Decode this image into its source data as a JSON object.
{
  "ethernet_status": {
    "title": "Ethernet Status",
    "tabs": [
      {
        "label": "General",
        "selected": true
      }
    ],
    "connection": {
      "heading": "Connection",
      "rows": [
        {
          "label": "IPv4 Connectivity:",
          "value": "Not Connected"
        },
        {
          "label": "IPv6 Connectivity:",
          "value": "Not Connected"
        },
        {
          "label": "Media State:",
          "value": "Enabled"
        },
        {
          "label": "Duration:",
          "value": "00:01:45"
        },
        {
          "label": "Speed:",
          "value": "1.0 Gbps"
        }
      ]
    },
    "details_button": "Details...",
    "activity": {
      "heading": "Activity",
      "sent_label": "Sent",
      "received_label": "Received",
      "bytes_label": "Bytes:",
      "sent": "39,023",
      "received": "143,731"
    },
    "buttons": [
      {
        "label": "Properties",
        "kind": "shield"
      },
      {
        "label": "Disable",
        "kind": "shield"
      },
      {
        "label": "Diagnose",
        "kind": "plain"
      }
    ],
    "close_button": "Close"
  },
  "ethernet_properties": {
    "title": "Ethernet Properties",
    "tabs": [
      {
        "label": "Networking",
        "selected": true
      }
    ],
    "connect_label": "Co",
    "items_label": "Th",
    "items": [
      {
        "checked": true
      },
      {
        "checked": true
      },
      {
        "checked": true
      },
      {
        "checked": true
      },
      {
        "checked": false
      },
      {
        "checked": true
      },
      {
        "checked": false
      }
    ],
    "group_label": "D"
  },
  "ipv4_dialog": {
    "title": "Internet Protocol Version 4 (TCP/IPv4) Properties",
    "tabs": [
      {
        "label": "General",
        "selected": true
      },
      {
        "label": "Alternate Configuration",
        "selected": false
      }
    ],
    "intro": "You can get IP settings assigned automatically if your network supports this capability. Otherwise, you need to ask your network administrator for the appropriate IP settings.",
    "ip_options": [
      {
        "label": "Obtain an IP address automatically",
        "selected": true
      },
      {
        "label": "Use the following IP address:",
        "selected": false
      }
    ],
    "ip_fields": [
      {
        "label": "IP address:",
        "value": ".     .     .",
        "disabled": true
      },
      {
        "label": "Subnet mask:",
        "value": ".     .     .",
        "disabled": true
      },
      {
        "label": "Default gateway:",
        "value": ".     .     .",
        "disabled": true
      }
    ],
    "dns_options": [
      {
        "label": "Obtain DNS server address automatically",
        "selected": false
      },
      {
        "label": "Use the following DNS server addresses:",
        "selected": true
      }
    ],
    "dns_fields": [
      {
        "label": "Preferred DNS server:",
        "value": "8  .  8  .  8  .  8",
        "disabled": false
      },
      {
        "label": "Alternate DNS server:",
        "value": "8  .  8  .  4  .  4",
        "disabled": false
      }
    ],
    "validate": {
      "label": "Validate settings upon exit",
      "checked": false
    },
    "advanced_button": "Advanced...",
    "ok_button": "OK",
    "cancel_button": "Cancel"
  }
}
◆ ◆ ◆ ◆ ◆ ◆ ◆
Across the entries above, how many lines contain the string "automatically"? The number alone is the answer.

- _Answer_
3